1. To function best, you need to get eight hours.
There's nothing magic about that number. Everyone has different sleep needs, and you'll know you're getting enough when you don't feel like nodding off in a boring situation in the afternoon, says New York University psychologist Joyce Walsleben, Ph.D., co-author of A Woman's Guide to Sleep .
2. If you can get it, more sleep is always healthier.
You wish. Some studies have found that people who slept more than eight hours a night died younger than people who got between six and eight hours. What scientists don't know yet: Whether sleeping longer causes poor health or is a symptom of it, says Najib Ayas, M.D., MPH, assistant professor of medicine at the University of British Columbia. Long sleepers may suffer from problems such as sleep apnea, depression, or uncontrolled diabetes that make them spend more time in bed.
3. Some people function perfectly on four hours of sleep.
Legendary short sleepers — including Bill Clinton, Madonna, and Margaret Thatcher — don't necessarily do better on fewer Zs. "They're just not aware of how sleepy they are," says Thomas Roth, Ph.D., sleep researcher at Henry Ford Hospital in Detroit. Too little sleep is bad for your health and your image: It can make you ineffective (it impairs performance, judgment, and the ability to pay attention), sick (it weakens your immune system), and overweight. In fact, women who slept five hours or less a night were a third more likely to gain 33 pounds or more over 16 years than women who slept seven hours, according to a Harvard Nurses' Health Study. Oddly, cutting too much sleep and getting less than six hours is associated with the same problems as sleeping too long: a higher risk of heart problems and death. And, of course, cheating on sleep hurts you behind the wheel: "Wakefulness for 18 hours makes you perform almost as though you're legally drunk," says Walsleben.
4. Waking up during the night means you'll be tired all day.
Au contraire: It might be our natural cycle. Many animals sleep this way, and there are a lot of indications that our ancestors did, too, perhaps stirring nightly to talk or have sex, says Thomas Wehr, M.D., scientist emeritus at the National Institute of Mental Health. When 15 people in one of his studies lived without artificial lights for a few weeks, they wound up sleeping three to five hours, waking up for one or two, then sleeping again for four or more hours — and they said they had never felt so rested.
5. You need prescription drugs if you have insomnia every night.
Sleep meds are designed for short-term sleep problems, caused by stressful events like the loss of a job or taking a transatlantic flight. People with longer-term problems benefit more from cognitive behavioral therapy — essentially, retraining your perceptions of sleep and learning better sleep habits, such as going to bed at the same time every night, avoiding TVs and computers before bed, staying away from caffeine at least six hours before sleep, and other lifestyle changes.
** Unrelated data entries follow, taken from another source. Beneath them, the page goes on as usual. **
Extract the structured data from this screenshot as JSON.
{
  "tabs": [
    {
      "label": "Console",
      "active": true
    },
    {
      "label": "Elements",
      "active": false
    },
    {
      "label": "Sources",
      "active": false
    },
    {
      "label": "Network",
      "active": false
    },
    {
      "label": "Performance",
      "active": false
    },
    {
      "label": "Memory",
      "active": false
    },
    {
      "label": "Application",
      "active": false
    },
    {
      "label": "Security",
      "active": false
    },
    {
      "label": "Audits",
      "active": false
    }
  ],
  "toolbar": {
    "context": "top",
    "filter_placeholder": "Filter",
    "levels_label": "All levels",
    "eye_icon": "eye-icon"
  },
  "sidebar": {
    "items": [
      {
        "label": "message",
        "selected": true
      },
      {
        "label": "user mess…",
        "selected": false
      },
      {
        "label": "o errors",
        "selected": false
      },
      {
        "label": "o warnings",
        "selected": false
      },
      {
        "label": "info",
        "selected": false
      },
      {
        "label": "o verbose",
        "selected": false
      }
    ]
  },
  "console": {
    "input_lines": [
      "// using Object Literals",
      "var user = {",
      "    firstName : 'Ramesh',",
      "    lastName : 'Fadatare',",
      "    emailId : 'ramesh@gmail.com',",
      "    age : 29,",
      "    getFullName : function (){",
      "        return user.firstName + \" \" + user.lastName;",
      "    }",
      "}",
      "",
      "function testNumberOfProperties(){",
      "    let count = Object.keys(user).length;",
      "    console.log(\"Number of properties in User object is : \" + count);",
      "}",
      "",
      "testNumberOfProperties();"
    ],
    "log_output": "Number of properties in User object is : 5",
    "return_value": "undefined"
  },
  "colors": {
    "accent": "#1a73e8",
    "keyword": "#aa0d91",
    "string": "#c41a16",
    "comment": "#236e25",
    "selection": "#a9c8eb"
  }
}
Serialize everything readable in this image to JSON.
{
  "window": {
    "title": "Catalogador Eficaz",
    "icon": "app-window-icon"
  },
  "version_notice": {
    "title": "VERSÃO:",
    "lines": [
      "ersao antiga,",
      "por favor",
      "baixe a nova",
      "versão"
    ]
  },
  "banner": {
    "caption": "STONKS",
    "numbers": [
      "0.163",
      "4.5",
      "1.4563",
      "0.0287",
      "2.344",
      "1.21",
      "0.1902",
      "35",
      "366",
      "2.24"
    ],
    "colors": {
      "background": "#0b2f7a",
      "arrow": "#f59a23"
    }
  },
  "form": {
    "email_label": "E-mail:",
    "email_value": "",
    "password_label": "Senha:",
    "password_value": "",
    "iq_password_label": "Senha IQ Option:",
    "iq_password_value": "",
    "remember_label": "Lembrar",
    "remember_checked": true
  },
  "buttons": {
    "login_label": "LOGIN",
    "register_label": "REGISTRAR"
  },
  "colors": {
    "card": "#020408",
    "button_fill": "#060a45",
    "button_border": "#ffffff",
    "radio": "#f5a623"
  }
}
In fact, in 2005, the National Institutes of Health concluded that this type of therapy is as effective as prescription drugs for short-term treatment of chronic insomnia. In many cases, a sleeping pill may not even solve your sleep problem. "About half the people who think they have insomnia may have anxiety or depression," says Daniel Kripke, M.D., a University of California at San Diego sleep expert.
6. You can make up for lost sleep on weekends.
Bingeing on Zs over the weekend and not sleeping during the week — what Harvard sleep expert Robert Stickgold, Ph.D., calls "sleep bulimia" — upsets your circadian rhythms and makes it even harder to get refreshing sleep. Sleeping until noon on Sunday generally prevents you from hitting the sheets by 10 that night. So instead of correcting your deficit from the week before, you set up a no-sleep cycle for the week to come. "The body loves consistency," says Donna Arand, Ph.D., spokeswoman for the American Academy of Sleep Medicine. Best to rise around the same time every day, even on weekends.
7. Tylenol PM is better than a prescription sleep med for an occasional bout of insomnia.
Not if the bout lasts longer than a few nights, says Helene Emsellem, M.D., of the Center for Sleep & Wake Disorders in Chevy Chase, MD. Tylenol PM is no better than a prescription drug for people who have trouble falling asleep, and may be less effective than some prescription drugs, she says. The active ingredient in Tylenol PM is an antihistamine, and its side effect is that it makes you drowsy. Some have reported a greater possibility of feeling "hung-over" after taking antihistamines than after taking prescription drugs. If you do decide to take antihistamines, don't do it in the middle of the night: They may stay active in your system for eight hours or more. Another difference: Prescription sleep drugs are thought to allow you to go through all stages of the sleep cycle; no word on whether antihistamines do the same.